Records from a dataset:
-- Opening Marker --

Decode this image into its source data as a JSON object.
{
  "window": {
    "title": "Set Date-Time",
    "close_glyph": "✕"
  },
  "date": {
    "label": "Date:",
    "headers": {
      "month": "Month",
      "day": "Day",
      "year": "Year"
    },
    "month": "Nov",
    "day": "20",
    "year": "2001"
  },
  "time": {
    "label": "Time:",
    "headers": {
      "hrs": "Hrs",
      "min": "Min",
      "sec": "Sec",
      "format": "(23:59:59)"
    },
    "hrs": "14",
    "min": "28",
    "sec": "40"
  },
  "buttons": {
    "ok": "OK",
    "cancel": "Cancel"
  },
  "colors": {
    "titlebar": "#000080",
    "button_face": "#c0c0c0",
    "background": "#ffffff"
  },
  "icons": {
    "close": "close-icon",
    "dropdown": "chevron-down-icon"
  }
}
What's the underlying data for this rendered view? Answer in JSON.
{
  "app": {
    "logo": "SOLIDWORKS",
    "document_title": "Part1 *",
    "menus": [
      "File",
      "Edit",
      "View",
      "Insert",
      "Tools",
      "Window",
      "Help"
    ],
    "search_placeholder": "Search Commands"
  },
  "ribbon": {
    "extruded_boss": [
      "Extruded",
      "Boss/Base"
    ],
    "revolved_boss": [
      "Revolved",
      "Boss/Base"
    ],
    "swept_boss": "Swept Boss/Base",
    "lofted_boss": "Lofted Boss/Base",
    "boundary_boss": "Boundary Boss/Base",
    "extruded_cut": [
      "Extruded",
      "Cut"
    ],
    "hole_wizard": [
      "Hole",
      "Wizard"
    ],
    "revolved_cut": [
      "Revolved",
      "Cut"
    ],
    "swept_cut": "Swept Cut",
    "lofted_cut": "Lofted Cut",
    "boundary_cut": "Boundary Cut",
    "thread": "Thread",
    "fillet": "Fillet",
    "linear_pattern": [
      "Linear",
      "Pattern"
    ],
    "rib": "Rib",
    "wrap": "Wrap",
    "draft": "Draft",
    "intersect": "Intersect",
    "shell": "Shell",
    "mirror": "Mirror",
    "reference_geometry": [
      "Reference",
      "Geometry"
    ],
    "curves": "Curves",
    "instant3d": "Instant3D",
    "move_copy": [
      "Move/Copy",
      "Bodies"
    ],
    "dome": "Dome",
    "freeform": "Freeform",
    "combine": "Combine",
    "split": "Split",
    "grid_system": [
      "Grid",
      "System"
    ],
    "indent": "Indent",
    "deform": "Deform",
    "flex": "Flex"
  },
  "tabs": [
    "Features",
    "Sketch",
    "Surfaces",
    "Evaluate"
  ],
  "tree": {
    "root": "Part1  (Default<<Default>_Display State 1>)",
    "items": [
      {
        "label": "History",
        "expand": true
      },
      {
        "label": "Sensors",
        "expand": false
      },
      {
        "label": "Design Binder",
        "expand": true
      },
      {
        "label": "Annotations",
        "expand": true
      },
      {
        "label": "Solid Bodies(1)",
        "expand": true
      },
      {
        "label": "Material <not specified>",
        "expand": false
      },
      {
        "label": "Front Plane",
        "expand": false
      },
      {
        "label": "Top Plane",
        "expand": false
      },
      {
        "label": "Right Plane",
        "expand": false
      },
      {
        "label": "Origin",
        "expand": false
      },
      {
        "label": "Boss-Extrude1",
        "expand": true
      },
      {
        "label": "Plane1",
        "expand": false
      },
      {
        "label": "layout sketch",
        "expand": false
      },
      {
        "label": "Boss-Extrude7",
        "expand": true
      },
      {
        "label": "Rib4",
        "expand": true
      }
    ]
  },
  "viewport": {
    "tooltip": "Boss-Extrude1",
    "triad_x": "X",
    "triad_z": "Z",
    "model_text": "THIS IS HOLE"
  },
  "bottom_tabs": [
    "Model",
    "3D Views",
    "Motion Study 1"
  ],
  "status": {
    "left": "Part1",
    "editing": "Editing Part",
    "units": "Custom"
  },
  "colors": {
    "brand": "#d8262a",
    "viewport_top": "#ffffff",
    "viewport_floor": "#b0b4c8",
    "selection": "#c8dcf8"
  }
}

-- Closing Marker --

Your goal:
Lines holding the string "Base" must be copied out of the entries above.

Completed exercise:
      "Boss/Base"
      "Boss/Base"
    "swept_boss": "Swept Boss/Base",
    "lofted_boss": "Lofted Boss/Base",
    "boundary_boss": "Boundary Boss/Base",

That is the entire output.